* How to complete this task
Search the records below for the word "icon". Pull out each line that has it.

* The input
--- START ---

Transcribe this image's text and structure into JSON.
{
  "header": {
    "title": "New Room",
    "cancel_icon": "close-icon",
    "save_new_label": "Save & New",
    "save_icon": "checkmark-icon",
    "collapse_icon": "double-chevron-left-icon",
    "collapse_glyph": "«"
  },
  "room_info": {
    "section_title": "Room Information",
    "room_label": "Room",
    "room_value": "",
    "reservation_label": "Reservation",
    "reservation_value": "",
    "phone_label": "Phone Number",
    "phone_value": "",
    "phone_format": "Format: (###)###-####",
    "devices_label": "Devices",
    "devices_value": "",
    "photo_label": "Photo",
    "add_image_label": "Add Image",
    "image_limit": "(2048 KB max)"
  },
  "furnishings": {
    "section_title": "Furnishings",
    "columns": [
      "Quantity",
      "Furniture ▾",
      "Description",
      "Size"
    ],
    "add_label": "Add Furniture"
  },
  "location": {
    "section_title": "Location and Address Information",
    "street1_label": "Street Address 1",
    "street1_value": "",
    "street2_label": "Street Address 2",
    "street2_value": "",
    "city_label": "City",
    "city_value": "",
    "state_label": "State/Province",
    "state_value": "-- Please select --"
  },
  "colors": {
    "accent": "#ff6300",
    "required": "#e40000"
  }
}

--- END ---
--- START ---

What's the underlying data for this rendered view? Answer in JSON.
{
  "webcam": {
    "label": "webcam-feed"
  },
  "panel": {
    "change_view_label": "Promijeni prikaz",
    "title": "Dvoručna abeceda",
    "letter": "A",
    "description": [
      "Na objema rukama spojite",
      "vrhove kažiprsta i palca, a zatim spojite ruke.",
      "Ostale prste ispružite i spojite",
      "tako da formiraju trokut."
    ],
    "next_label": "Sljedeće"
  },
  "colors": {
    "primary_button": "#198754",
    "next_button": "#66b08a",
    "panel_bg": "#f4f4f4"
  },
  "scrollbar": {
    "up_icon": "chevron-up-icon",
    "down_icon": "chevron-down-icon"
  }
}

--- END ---

* Solution to this problem
    "cancel_icon": "close-icon",
    "save_icon": "checkmark-icon",
    "collapse_icon": "double-chevron-left-icon",
    "up_icon": "chevron-up-icon",
    "down_icon": "chevron-down-icon"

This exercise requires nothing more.